Like many communities and countries around the world, the Yukon government has recognized its people as one of its most valuable resources. The ability of local businesses to access talent as and when it’s needed is a significant contributor to Yukon’s competitive positioning and economic sustainability. To build a robust labour market, Yukon needed an accurate understanding of the labour supply available and its alignment to local labour demand.

In June 2012, we worked with Michael Pealow Consulting to create a strategic work plan for the Yukon Labour Market Framework. The Framework is built on four key pillars: a Labour Demand Study, a Labour Supply Study, a Migration Study and an LMI Needs Study. In 2014, the Government of Yukon contracted us to build on the work done in 2012 by undertaking a Labour Supply Study and a Migration Study.

A clear view of Yukon’s talent supply and demand

To develop the Labour Supply Study and the Migration Study, we conducted a thorough analysis of the local labour supply based on quantitative data and qualitative input from local stakeholders (government, Chambers, business groups, and employment support organizations), key informants (business leaders, Aboriginal leaders, and not-for-profit intermediaries), labour force participants, and those preparing or planning for entrance into the labour market. We also completed a comprehensive assessment of the migration patterns related to the Yukon labour market, gaining a better understanding of where talent was being drawn from. This study also examined the geographic regions Yukon talent was relocating to.
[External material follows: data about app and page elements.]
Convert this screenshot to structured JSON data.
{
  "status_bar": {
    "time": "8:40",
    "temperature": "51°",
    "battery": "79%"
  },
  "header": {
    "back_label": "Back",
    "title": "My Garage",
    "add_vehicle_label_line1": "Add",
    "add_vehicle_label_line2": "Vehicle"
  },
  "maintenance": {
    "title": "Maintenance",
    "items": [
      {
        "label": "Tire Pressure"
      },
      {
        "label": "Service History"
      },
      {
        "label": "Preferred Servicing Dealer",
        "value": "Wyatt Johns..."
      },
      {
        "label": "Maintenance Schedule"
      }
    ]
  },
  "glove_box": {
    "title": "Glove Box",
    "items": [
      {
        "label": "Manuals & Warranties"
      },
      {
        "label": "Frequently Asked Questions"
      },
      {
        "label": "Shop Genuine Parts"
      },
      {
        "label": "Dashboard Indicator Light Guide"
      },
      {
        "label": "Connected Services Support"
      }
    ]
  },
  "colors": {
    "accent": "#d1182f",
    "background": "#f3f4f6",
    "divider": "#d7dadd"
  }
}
The Yukon Labour Market Supply and Migration Study provides a greater understanding of Yukon’s labour supply and demand and the level of alignment within the territory. This understanding is further informing secondary and post-secondary programming, development of training and professional development opportunities, policy and program design, career pathways, and other initiatives to tackle challenge areas and gaps.